The Victoria and Albert Museum has been around for 2000 years. This museum was established in 1852. It was moved to its current site in 1857 and was renamed South Kensington Museum. It has a wide variety of different types of artwork over the years such as paintings, drawings, prints and sculptures. You learn about the history of the British culture and the designs of the creations. There are so many sites to see while walking through the huge museum. This museum is to educate and inspire British designers and manufactures.
Fashion In the 18th Century
There are so many different types of fashion for just a man and a women in the 18th century. The designs of the clothing has changed and redefined fashion over the years. The creators of these clothes combined ideas of East Asia and other countries to create different clothing styles.

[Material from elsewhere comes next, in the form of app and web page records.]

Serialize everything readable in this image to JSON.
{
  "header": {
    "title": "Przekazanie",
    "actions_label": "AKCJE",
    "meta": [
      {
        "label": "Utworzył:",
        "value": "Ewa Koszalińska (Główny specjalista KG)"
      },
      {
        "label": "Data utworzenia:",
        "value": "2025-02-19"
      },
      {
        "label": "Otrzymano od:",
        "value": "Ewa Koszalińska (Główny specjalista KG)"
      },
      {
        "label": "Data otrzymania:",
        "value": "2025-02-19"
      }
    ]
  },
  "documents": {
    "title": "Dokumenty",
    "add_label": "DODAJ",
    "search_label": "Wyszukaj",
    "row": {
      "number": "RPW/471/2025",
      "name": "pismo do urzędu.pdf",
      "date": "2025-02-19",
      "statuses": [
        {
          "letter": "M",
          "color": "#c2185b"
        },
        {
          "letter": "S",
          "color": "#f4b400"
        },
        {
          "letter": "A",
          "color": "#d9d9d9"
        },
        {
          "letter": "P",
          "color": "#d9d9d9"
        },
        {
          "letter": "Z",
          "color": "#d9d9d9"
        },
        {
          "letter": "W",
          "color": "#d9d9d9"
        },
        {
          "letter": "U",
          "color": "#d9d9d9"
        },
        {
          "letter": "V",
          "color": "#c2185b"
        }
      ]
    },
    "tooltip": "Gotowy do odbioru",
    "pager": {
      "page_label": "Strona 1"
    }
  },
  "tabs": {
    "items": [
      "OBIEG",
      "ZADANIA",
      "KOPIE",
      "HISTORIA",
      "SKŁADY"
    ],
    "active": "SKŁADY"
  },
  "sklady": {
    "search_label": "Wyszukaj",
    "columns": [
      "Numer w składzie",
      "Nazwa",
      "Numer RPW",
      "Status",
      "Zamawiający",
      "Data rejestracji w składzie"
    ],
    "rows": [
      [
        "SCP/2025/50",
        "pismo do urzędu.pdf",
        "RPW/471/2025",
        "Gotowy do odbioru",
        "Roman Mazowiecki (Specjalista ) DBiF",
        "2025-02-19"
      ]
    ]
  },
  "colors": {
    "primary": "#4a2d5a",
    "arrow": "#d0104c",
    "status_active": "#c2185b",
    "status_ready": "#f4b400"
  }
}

This is a blue formal day dress that the women wore in the 18th century. This dress was worn in the years 1760-1770. Just as we talked about in class, this dress has a petticoat. This was woven in London England (Spitafields), about 1742. It is made from silk damask. This was given by the Surrey Country Federation of Women’s Institutes Museum.
This is a casual day dress that women wore in there homes in the 18th century. This dress was worn in the years 1760-1770. Women would not go out into the public with this type of dress. This was a block-printed cotton dress worn in England. It is a very simple looking dress with floral pattern.
Ornamental Design in the 18th Century
Throughout the years, designs have changed all the time especially on furniture. From intricate design to simple swirl design. By just looking at the pieces of work, you can tell that it had taken a lot of time to get every detail perfect.
This piece is the Rococo design that was created in 1730-1760. Rococo was an ornamental style that came to Britain from France and was most fashionable. It was used to create deliberately asymmetrical designs with elaborate C and S scrolls. Rococo first appeared in the work of silversmiths and was eventually taken up by carvers, cabinet-makers and plasters. This design was more influential on interior designers and not as much on architecture.